_Work instructions_
Gather every line in the records below that contains the word "Settings".

[Data supplied — start]

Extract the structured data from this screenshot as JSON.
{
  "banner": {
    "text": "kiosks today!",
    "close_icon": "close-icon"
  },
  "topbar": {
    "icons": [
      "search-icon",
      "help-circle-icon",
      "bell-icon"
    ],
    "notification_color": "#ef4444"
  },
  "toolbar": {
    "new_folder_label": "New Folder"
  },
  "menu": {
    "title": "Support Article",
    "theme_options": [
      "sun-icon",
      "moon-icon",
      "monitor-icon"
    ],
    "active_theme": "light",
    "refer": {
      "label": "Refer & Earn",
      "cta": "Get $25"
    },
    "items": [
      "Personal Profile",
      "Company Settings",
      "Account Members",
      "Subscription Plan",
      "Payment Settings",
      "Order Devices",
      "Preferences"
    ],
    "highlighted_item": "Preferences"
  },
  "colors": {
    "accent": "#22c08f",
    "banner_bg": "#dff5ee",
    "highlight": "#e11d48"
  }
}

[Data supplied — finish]

_Problem solution_
      "Company Settings",
      "Payment Settings",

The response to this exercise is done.